Today at Houston and 2nd Avenue, the BMW Guggenheim lab will be unveiled to the citizens of NYC. This project, which is a collection of designers, architects, artists, scientists, etc, has been established to create roaming “think tanks” that ask communities simple questions about how they live and, more importantly, how they want to live. By pulling together innovators in a variety of disciplines and engaging the public, these “labs” hope to offer real solutions to cities as they develop strategic plans.
The BMW-Guggenheim project lasts for six years with 3 mobile structures centered on specific themes. Each structure goes to 3 cities over a 2 year period. The inaugural destination: NYC where the collective will be “Confronting Comfort—exploring notions of individual and collective comfort and the urgent need for environmental and social responsibility.” (NYC structure designed by Atelier Bow-Wow out of Japan)
Okay, art talk aside, what does this mean exactly? Simply, how do cities define and design for community comfort and convenience. And what are the consequences of those design solutions. As one of the advisors said in the intro video on their website — how do the notions of private comfort and public comfort collide.
Example: Transportation efficiency questions including: Comfort of travelling in our personal car versus personal time lost in traffic versus air pollution? Also, why should we give up personal comfort to sit on a train or bus when we are happier people in our own space? And what if you live in a city where the consumption of oil makes sure all of us have jobs?
By providing a variety of forums (films, speakers, interactive sessions), BMW Guggenheim Lab seeks to gather together disparate voices to invigorate and reconsider what public space means to a generation of people who think that the anonymity social networking is a primary source of information sharing. (Here is a calendar of events.)
Once this show closes, it will then travel to Berlin and Mumbai. (Won’t it be interesting to see how notions of comfort in Mumbai differ from those in NYC?) Afterwards, the installations, videos, and information collected will be showcased in a solo show at the Guggenheim NYC.
I have to say that the Guggenheim has pulled together an amazing board of advisors including an Argentinian composer and conductor, Liz Diller (designer of the High Line, USA), a theoretical psychologist (UK), a major of an African city (Zimbabwe), former mayor of Bogota, Colombia, an economist (USA), an artist (Thailand), and an entrepreneur (China). And this doesn’t even include the content experts or the architects who have designed the migratory labs.
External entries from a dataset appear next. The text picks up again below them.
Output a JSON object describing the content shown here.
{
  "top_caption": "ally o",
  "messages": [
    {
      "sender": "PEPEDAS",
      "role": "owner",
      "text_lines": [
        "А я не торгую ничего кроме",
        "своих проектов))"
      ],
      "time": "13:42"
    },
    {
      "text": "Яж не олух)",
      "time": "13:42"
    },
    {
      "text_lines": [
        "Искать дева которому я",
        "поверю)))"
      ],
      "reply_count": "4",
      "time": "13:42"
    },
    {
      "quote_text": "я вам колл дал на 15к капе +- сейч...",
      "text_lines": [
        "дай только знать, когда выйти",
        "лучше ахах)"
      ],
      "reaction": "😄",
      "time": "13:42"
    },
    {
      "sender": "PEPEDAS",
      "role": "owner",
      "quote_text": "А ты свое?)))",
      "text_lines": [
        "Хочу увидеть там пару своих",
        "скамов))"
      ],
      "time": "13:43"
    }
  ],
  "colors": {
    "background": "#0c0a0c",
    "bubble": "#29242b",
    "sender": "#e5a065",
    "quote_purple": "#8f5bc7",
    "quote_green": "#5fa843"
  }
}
In short, this is a project created in Joy-Heaven.
I do wish that this were coming to Houston because I feel like we not only have many typical urban issues that could be discussed (environment, transportation, diversification of industry to name a few) but we also have a community of real innovators, ourselves. The largest healthcare complex in the world. Rocket scientists. Entrepreneurs. And did I mention we are diverse? More diverse than any other city I have lived in. While NYC may have a higher per capita income and more degrees per person than 90% of our citizens, I feel like that might be a disadvantage. True collaboration is not just about what you study and what you do for your job but where you come from and how you see the world. For that reason, I think that the NYers could use a little Houston in their project. Maybe I will just have to go and check it out.